He gets a formal paycheck with direct deposit. The money goes into an account with his name, but it's really a sub account of my personal checking. From there, he gets to keep half, which goes to things like Fallout video games. He should really be taught to save a percentage, but we'll get to that later.

The other half of his paycheck is taken by me and put in his 529 college savings plan. I contribute a modest amount to his 529 plan each month but even a little bit of work by him turbo charges this account. As he gets older and works more, I expect that to accelerate. It's too bad he can't work more as a small child and less as he approaches adulthood, the compound interest would be fantastic.

Will he one day run my store? Why would I want to entangle my loved ones in such a mess. I've got plans in place so if I die, the store isn't a burden, so why would I want to burden them while I'm alive? If he comes to enjoy the work during his teenage years, reaches his potential in school and elsewhere, and gravitates back towards the store, then sure, why not. Parents just want their kids to be happy, generally within the framework they believe happiness arises. If that means running a game store, well I think you might be a fool, but I'm not going to deny your happiness kid.

Tuesday, July 10, 2018

Vacation Essentials and the Shiny Bucket (Tradecraft)

I've been on vacation for nearly a month now, exploring Mexico and Guatemala and later this week, Honduras. Along the way I'm visiting game stores, which in Mexico has meant stores that specialize in Magic: The Gathering almost exclusively, but with some green shoots in other categories, like board games and D&D. I'm documenting some of this on my author Facebook page. Having an interpreter with me has been essential in understanding where game stores fit in the local culture. It's fascinating stuff.

This trip will span nearly two months and is a test of my stores policies and procedures. A month long trip is a great test, and I did that last year, but two months spans my normal billing cycle. It forces me to create procedures for posting bills while I'm on the road. It even resulted in my finally adopting online banking. When I crossed the country last year, I brought my printed checks with me and mailed them along the way. Old ways are good ways. Of course this is only possible with a great manager, so if you're unclear where to begin, look there.

New product is a concern. Because I pre order absolutely every new product that enters my store, new items arrive with my managers restocks. She does this using Open to Buy, so although I haven't trained her on turn rates and culling inventory, the budget dictates the restock. Everything else is details. This is the first time I've given up ordering, and last year I spent many hours while on vacation restocking the store.

I never really looked at it too closely, but there's about a 90 day lead time on new product solicitations, with Games Workshop being the infuriating exception, with every new release being a surprise. While on the road I continue to pre order product for the future, with some concerns I'm not doing enough research. However, something has to give if you ever want a vacation. Since 80% of my sales come from 30 companies, it's the fringe stuff that will be taking a hit about 90 days from now.
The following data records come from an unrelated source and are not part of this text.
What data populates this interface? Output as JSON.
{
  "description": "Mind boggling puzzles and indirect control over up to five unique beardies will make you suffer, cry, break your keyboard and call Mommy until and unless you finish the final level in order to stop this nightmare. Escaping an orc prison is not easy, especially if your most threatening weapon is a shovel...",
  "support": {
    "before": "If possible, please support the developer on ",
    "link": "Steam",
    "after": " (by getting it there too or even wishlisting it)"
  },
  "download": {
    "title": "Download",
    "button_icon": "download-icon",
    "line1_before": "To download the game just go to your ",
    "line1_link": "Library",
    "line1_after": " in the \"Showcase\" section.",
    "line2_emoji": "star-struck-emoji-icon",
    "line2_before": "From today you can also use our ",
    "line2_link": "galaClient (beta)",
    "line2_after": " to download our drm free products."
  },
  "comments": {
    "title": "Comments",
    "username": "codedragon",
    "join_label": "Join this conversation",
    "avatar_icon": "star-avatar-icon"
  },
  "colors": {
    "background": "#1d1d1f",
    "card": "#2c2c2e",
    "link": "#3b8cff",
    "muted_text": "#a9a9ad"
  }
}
That may be a lesson in personal time management.

I've got a list of about $20,000 worth of upgrades my store needs. This trip has emphasized what I really need, especially if I want a stress free vacation: a shiny bucket of money. Managing cash flow on the road is no fun, with regular reviews, contingency plans and transfers when things get slow. This is mostly because of debt from our big construction project, but also because I'm constantly eying that $20K list of stuff we need and checking them off. That shiny bucket of money would provide some vacation peace of mind about now. If you handed me $20,000 in a shiny bucket, I could easily see putting it on a shelf and just leaving it there. Veterans will confirm keeping the shiny bucket is the best bucket strategy.

Resting on the throne outside the Cosmovitral in Toluca, Mexico